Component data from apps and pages

BEGIN

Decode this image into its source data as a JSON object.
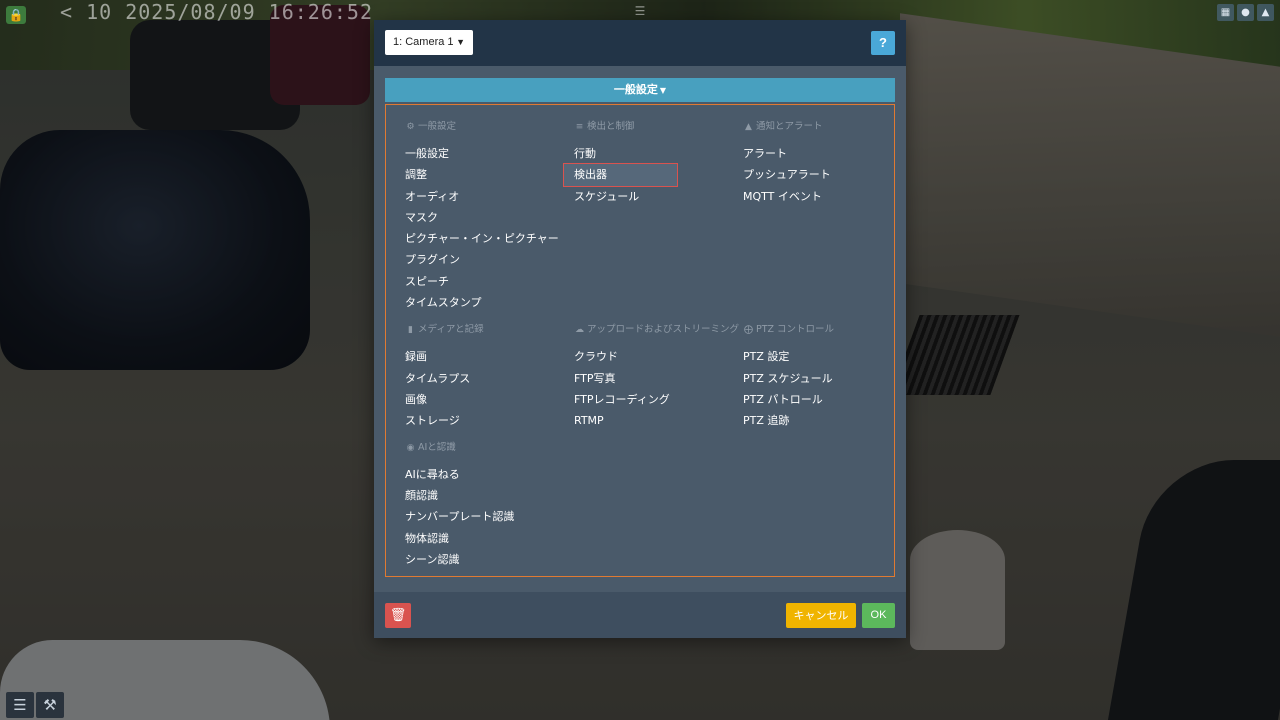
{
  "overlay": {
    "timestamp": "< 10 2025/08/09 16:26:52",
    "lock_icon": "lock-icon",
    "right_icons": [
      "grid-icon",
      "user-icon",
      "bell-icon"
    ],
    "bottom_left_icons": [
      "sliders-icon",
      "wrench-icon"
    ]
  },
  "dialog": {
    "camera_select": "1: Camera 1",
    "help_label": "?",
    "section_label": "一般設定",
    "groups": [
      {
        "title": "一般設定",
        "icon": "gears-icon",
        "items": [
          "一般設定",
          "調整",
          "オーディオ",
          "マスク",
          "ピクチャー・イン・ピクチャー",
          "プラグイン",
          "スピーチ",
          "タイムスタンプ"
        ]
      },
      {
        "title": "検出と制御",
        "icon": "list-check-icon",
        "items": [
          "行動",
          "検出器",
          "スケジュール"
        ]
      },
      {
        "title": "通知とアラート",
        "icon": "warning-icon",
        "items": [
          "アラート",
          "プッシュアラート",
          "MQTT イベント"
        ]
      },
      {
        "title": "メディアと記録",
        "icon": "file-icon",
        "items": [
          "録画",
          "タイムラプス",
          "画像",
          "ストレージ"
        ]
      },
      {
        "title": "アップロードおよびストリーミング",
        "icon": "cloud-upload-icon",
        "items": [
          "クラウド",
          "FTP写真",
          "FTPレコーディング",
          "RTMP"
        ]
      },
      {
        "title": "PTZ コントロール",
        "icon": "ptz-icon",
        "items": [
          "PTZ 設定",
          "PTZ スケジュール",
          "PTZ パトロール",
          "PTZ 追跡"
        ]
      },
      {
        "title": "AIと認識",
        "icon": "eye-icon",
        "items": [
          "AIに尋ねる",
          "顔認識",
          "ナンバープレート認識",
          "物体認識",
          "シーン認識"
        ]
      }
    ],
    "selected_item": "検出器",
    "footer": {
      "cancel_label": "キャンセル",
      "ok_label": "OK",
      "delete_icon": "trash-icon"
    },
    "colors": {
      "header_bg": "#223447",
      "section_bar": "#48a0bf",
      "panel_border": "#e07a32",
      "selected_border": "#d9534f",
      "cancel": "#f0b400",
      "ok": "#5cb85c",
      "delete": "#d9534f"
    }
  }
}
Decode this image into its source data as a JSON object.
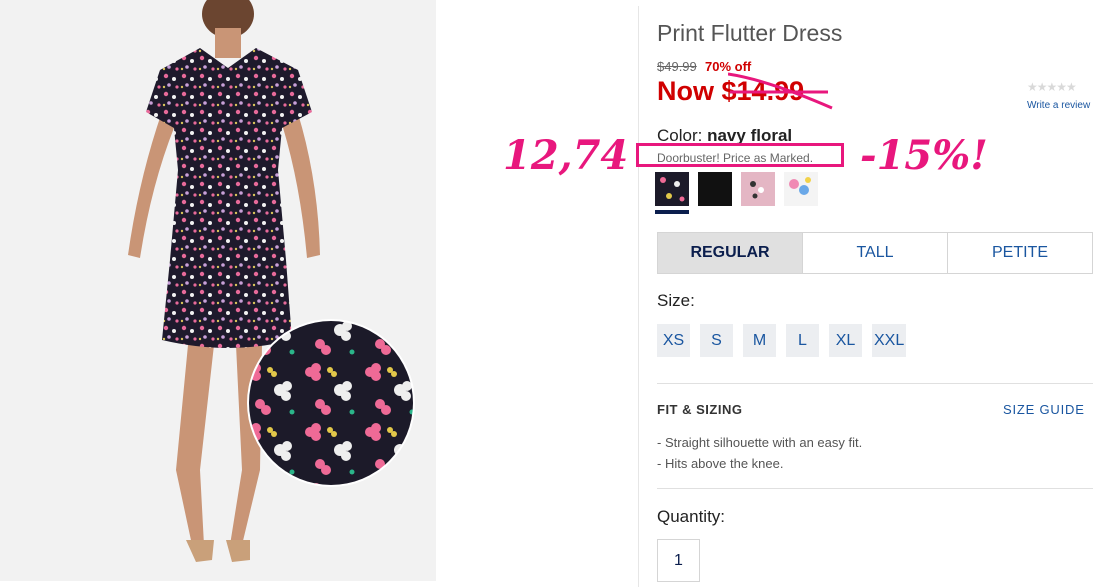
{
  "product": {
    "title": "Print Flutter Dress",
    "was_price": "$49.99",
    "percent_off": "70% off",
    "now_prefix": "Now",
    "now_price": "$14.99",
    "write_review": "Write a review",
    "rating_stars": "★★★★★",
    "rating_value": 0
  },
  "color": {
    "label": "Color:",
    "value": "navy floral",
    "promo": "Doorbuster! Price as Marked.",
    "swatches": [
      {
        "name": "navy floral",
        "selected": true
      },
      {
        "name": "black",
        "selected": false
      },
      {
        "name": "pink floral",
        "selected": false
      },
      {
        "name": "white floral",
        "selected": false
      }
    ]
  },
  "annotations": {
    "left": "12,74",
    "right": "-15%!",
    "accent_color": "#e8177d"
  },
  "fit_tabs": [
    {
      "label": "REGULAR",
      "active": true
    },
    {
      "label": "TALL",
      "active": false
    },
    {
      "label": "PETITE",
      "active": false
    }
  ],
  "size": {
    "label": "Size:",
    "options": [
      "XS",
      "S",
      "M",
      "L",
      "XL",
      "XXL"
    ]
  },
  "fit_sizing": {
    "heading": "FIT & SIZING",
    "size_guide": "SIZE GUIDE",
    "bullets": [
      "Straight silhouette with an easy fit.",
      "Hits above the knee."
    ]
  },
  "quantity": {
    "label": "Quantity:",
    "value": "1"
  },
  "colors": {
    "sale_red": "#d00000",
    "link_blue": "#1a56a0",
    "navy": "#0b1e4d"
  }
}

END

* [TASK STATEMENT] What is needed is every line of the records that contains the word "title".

* [RESULT OF THIS EXERCISE]
        "title": "一般設定",
        "title": "検出と制御",
        "title": "通知とアラート",
        "title": "メディアと記録",
        "title": "アップロードおよびストリーミング",
        "title": "PTZ コントロール",
        "title": "AIと認識",
    "title": "Print Flutter Dress",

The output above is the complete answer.